G. Development of U.S. Congress and California State Assembly and State Senate
1. Theories of representation
2. Leadership and organization
3. The legislative process
4. Other powers and duties
H. Development of the U.S. Presidency and Governorship of California
1. Informal and formal powers
2. Leadership styles
3. Process of presidential elections
4. The executive branch
I. Development of the U.S. Judiciary and California Judiciary
1. Judicial philosophy
2. Federal court system
3. The U.S. Supreme Court and California Supreme Court
J. Political Institutions at the State and Federal Level
1. Democrat and Republican
2. Minor parties
3. Interest groups
4. Lobbyists
5. Election campaigns
6. State and local elections
K. Protest and Protest Movements In American Society
1. Define protest, movement, and protest movements
2. Gandhi's satyagraha and ahimsa
3. MLK's agape
4. The development of the Women's Movement
5. The development of Civil Rights Movement
6. The suffragists
7. Betty Friedan's Feminine Mystique, NOW
L. Outcomes of Protest Movements
1. The Civil Rights Act of 1964 (11 titles)
2. The Civil Rights Act of 1991
3. Impact of these two major pieces of legislation on individual rights and the workplace

Lab Content

Not applicable.

Special Facilities and/or Equipment

A. When taught on campus, no special facilities or equipment needed.
B. When taught as an online distance learning section, students and faculty need ongoing and continuous internet and email access.

Method(s) of Evaluation

Methods of Evaluation may include but are not limited to the following:

A. Research papers, which develop critical analytical, research, and writing skills, as well as testing for thematic understanding.
B. Tests in essay format, as well as true/false and multiple choice.
C. Oral presentations, including debates, which foster critical thinking skills and teamwork.
D. Participation in class discussions.
E. Newspaper article summaries.
F. Midterm and final examinations.

Method(s) of Instruction

Methods of Instruction may include but are not limited to the following:

A. Lecture
B. Discussion

Representative Text(s) and Other Materials

Greenberg, Edward S., and Benjamin I. Page. The Struggle for Democracy, the 2014 Election and Updates Edition.
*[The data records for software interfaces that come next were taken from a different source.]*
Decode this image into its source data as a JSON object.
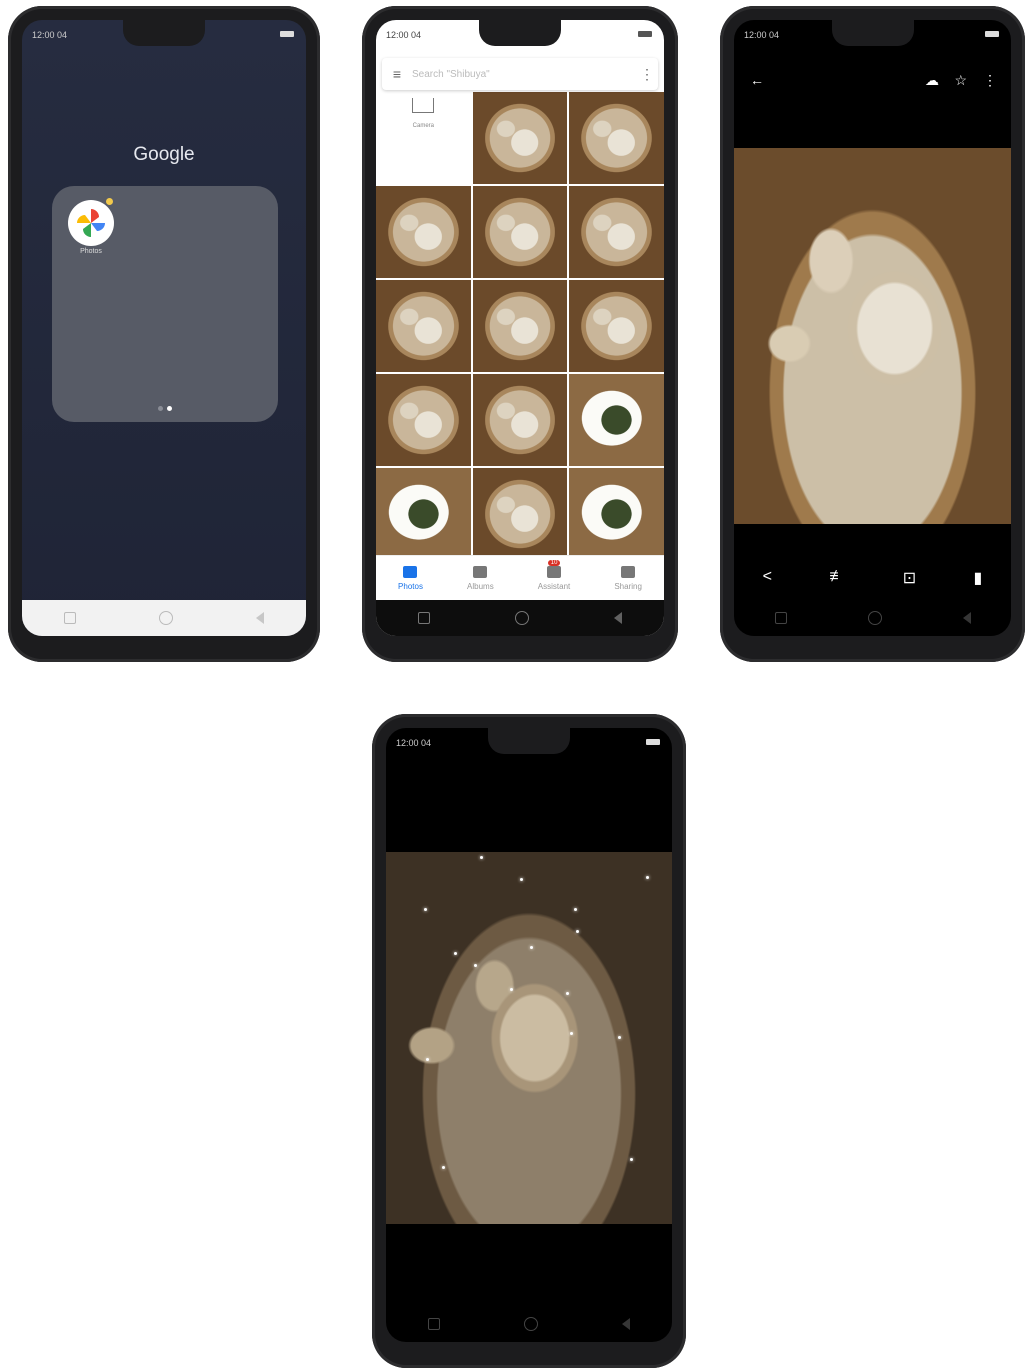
{
  "status_bar": {
    "time": "12:00 04"
  },
  "phone1": {
    "folder_title": "Google",
    "app": {
      "label": "Photos",
      "icon": "google-photos-pinwheel-icon"
    }
  },
  "phone2": {
    "search_placeholder": "Search \"Shibuya\"",
    "camera_label": "Camera",
    "tabs": [
      {
        "label": "Photos",
        "active": true
      },
      {
        "label": "Albums",
        "active": false
      },
      {
        "label": "Assistant",
        "active": false,
        "badge": "10"
      },
      {
        "label": "Sharing",
        "active": false
      }
    ]
  },
  "phone3": {
    "toolbar_icons": [
      "back-arrow-icon",
      "cloud-upload-icon",
      "star-icon",
      "more-vert-icon"
    ],
    "action_icons": [
      "share-icon",
      "edit-sliders-icon",
      "lens-icon",
      "delete-icon"
    ]
  },
  "colors": {
    "accent_blue": "#1a73e8",
    "badge_red": "#d93025",
    "folder_bg": "#575b66"
  }
}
NY: Pearson, 2016.


Types and/or Examples of Required Reading, Writing, and Outside of Class Assignments

A. College level reading and writing required.

B. Reviews of New York Times articles required.

C. Students may be asked to review and critique political science journal articles.



Political Science